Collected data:
● ● ● ● ●

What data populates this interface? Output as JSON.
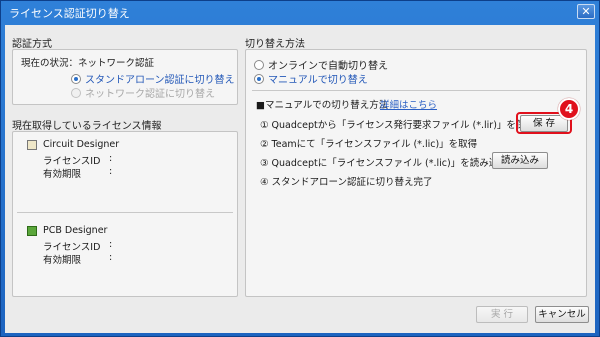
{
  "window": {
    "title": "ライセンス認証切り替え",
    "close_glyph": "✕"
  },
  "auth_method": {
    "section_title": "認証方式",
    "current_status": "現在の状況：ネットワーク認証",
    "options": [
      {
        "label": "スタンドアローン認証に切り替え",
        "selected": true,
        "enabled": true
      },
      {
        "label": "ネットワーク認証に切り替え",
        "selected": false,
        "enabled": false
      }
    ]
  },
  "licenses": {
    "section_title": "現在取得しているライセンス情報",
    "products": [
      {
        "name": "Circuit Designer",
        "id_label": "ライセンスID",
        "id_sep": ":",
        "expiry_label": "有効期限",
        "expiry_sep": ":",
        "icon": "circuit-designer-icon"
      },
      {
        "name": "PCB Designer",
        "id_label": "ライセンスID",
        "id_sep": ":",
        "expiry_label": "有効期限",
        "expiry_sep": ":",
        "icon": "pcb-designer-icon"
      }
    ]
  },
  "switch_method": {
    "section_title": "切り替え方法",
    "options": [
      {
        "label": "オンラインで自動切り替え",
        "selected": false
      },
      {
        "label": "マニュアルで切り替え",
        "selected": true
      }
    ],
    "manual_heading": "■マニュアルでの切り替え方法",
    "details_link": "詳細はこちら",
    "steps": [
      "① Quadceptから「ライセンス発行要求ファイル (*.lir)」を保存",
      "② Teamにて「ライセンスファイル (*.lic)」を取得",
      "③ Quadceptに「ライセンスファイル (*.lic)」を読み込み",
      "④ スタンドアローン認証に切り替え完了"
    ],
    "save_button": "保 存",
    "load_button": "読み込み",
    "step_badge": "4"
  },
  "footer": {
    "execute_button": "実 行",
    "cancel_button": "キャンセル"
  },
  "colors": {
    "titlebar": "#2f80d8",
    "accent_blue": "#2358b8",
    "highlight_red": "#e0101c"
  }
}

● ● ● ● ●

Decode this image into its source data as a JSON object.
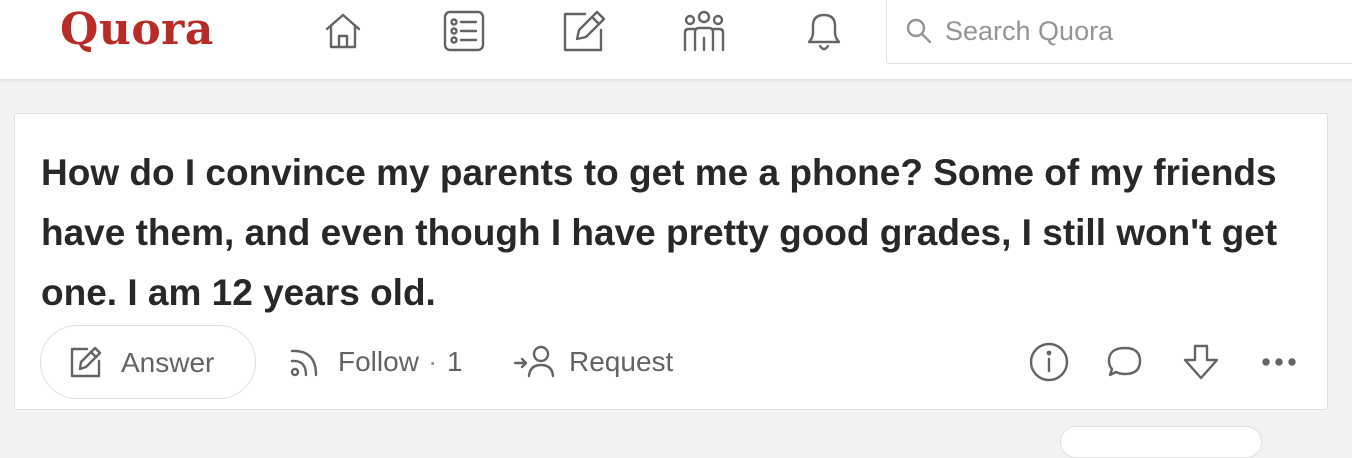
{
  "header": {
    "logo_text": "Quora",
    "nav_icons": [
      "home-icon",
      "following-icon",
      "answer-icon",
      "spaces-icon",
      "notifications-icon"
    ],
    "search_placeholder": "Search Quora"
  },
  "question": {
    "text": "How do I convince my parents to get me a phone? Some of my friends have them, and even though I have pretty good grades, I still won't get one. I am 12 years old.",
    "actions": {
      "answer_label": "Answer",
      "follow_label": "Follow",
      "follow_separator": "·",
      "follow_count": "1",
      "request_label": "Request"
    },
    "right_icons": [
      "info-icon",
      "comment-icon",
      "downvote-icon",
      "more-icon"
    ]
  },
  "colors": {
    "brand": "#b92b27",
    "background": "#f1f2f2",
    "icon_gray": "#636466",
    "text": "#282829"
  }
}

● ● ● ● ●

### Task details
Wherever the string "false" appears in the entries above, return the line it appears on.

### Result of this exercise
        "selected": false,
        "enabled": false
        "selected": false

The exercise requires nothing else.